Work to complete - Lines that contain the string "Payment" are the ones to list; copy all of them from the records.

(Available data begins)

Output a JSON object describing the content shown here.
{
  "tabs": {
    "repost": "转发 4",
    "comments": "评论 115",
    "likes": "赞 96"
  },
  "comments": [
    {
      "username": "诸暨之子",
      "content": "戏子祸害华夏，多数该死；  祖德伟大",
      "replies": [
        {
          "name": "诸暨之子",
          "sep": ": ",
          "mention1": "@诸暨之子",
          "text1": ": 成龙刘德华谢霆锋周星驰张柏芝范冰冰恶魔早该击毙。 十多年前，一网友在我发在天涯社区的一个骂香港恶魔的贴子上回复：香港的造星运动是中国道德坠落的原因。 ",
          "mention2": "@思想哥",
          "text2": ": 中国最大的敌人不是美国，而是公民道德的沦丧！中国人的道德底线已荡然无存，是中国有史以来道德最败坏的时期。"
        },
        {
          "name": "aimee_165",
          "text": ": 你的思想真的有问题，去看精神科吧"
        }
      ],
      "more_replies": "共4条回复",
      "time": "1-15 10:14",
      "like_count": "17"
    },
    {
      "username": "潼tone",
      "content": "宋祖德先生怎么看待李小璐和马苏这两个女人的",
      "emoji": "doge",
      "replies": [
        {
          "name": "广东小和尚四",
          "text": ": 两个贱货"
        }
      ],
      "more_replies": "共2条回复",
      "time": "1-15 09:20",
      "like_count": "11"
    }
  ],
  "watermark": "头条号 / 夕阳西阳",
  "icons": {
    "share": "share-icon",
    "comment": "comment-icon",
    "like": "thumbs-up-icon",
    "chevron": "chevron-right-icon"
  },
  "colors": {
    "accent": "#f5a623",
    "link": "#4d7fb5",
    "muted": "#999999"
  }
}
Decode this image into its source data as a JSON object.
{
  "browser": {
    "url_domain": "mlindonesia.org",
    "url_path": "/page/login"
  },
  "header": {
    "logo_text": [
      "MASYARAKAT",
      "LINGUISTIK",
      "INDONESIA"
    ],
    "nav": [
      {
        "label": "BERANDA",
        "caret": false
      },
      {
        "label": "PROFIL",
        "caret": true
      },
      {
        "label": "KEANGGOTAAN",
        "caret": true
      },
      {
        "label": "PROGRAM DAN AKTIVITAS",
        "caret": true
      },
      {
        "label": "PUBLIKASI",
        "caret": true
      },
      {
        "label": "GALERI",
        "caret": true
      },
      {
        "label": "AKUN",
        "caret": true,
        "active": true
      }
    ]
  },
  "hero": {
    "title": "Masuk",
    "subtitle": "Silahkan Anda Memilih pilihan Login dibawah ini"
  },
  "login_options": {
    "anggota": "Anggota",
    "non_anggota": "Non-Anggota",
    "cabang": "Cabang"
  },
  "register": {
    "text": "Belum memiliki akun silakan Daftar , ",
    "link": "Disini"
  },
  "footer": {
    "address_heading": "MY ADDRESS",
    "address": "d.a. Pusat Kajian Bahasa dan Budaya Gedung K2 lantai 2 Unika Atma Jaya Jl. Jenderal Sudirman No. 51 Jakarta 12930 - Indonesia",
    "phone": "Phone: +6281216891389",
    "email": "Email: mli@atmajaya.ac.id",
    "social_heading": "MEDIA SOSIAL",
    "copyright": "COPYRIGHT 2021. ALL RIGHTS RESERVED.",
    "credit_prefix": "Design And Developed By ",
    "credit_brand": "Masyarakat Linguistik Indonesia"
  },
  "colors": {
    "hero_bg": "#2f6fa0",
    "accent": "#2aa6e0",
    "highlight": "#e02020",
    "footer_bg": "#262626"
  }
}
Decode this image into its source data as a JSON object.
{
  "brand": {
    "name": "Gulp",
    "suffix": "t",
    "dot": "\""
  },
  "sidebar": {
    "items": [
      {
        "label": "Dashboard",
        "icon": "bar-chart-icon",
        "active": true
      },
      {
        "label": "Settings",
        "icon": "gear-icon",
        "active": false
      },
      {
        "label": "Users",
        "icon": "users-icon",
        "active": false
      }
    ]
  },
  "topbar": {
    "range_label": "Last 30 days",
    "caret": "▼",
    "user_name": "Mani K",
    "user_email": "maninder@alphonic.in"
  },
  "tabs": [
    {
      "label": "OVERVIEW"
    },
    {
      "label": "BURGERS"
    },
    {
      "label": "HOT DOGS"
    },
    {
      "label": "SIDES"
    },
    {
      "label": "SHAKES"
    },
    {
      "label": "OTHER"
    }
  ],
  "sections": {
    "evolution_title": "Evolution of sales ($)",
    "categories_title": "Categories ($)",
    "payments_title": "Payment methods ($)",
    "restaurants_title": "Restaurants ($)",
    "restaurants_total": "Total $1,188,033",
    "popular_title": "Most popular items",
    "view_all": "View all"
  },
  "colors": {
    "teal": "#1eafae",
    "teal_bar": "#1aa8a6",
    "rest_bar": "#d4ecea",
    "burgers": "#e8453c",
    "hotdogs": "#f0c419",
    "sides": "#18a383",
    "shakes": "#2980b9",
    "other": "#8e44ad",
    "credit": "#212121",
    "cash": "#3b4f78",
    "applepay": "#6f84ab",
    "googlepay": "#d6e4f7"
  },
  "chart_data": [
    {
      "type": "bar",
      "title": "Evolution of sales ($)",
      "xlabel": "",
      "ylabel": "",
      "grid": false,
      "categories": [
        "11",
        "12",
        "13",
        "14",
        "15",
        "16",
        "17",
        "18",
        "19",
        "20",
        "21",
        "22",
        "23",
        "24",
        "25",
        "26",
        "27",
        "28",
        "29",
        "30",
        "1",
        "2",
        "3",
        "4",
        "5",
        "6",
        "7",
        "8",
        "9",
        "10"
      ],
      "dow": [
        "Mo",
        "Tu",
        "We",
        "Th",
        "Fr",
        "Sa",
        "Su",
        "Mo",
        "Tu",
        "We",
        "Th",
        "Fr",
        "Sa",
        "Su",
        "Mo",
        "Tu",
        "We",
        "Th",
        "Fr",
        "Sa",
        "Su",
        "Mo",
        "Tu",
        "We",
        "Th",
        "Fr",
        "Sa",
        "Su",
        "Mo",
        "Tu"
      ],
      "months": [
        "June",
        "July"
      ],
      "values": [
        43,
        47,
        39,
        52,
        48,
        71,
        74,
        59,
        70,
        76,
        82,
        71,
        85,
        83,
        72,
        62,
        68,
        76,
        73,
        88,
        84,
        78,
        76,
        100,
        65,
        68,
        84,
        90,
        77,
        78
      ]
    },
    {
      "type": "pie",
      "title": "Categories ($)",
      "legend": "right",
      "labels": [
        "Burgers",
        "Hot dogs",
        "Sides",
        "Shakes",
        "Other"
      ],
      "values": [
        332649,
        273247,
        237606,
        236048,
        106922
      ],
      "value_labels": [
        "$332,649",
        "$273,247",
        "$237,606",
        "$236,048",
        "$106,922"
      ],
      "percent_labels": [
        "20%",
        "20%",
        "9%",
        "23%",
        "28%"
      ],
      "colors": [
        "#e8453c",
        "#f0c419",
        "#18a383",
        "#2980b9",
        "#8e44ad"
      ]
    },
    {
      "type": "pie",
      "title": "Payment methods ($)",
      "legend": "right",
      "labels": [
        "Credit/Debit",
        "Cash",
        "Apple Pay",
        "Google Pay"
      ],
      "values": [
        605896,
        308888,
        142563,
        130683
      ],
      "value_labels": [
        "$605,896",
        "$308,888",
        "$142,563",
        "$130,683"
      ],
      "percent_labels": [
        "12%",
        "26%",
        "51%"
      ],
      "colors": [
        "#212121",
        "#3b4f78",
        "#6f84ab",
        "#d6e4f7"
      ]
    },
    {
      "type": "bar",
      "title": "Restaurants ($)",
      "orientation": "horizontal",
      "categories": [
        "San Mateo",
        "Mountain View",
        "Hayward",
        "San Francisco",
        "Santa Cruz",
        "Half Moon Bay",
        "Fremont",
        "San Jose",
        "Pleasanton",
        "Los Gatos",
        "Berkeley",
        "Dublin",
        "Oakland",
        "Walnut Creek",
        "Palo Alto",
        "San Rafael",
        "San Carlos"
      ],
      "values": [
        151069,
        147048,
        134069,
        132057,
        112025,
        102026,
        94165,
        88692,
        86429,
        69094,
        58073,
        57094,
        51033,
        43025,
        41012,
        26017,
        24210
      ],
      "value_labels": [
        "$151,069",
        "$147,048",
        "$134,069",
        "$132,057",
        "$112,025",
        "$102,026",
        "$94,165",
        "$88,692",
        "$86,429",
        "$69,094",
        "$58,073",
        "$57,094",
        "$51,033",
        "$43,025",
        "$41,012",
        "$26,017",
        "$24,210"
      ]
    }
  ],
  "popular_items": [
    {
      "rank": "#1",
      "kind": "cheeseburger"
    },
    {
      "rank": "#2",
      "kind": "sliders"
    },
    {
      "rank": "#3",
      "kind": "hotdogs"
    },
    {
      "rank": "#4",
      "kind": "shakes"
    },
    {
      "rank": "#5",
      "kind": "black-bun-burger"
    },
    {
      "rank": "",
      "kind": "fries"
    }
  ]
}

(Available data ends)

Output below -
    "payments_title": "Payment methods ($)",
      "title": "Payment methods ($)",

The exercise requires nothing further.